Chyrl Burris, co-founder/co-director of Great Escape Rescued K9s brought the German Shepherd to the Calhoun County Airport (KPKV). “We started Great Escape last summer when we were made aware of the plight of hundreds of German Shepherds being killed in “kill” shelters in Los Angeles, California. We decided we were going to try to help save some,” Chyrl said. Since then they have rescued 50 Texan and 39 Californian dogs! They also rehabilitate the rescue dogs to save in order to help them find a great forever home.

Stanger said, “Sista was a very sweet girl who seemed to sense that any journey she was on was taking her to a better place than the list she had been on to be euthanized. The little girl, Kylie Delafuentes, who got Sista will have a friend for life as Sista touched everyone the day we moved her, she could’ve easily been adopted four times just while we had her.” The pilots and pup arrived at Cleburne Regional Airport in just under an hour.

“It was great from the very beginning when we met our young German Shepherd passenger for the flight,” Solomon commented, “with the aircraft doors wide open, the dog jumped right in just like she’s been riding in airplanes for years. She was calm and relaxed the whole flight, I didn’t much notice she was there, except to pose for the occasional in flight pictures with her.”

By simply looking at the request board on the Pilots N Paws web site will give you an idea of the hundreds of dogs a day that need to get somewhere. The site provides a location where private pilots willing to contribute free transport, and people and organizations who rescue, shelter or foster animals, could connect to save lives. Today the organization, Pilots N Paws, has 2,466 pilot volunteers and 8,281 volunteers.

“Buddy, a sweet little guy, took the back seat over and then insisted on trying to join us in the cockpit while flying to his new family back in Victoria,” Dianna said with a smile.

At the moment, Chyrl has rescues that need transit to and from Austin, Hutto, Cleburne, Wharton, Houston and Los Angeles, California. She says, “I love to use Pilots N Paws. They are awesome!”

As this was the first time for both pilots to fly for Paws N Pilots it is easy to see that it will become de rigor in Calhoun County. “It’s something I hope to do often. It’s doing something I love, and at the same time helping bring a deserving animal who would otherwise face euthanasia, to a loving family.” Mike said, “Who wouldn’t want to do that?”

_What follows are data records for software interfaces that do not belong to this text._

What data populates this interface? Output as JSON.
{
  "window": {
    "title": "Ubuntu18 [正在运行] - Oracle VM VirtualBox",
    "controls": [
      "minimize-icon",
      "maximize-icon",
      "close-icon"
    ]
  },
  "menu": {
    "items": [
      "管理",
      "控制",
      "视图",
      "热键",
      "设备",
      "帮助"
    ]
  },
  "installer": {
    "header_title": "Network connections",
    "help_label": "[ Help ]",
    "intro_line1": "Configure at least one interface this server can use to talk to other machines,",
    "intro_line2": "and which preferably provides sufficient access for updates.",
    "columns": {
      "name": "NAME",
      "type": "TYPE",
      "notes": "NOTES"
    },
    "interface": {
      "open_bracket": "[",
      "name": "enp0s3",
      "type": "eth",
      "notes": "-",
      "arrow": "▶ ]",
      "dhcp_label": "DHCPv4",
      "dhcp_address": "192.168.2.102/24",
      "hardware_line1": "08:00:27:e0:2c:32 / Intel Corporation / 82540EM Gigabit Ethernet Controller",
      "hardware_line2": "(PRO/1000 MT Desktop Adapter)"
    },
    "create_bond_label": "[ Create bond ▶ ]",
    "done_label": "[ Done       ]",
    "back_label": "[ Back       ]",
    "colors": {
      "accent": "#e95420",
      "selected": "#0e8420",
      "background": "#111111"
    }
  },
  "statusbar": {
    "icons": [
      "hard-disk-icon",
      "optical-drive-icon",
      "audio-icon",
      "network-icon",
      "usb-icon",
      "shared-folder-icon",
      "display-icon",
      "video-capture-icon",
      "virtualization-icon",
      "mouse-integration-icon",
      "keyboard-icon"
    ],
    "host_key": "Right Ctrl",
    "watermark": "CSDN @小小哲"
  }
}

Mike has flown over 160 hours total. He has a high performance endorsement and around 15 hours in a high performance airplane. “As for IFR, I’m about 10 hours into my training. My goal is to progress through my training to the point where aviation becomes my chosen career.”

Pets touch peoples lives and the gift of getting a pet to a forever home is a very special ability that makes pilots better pilots and people. For students it is an opportunity to travel with a seasoned pilot mentor and reach their ultimate goal while completing a very worthwhile mission.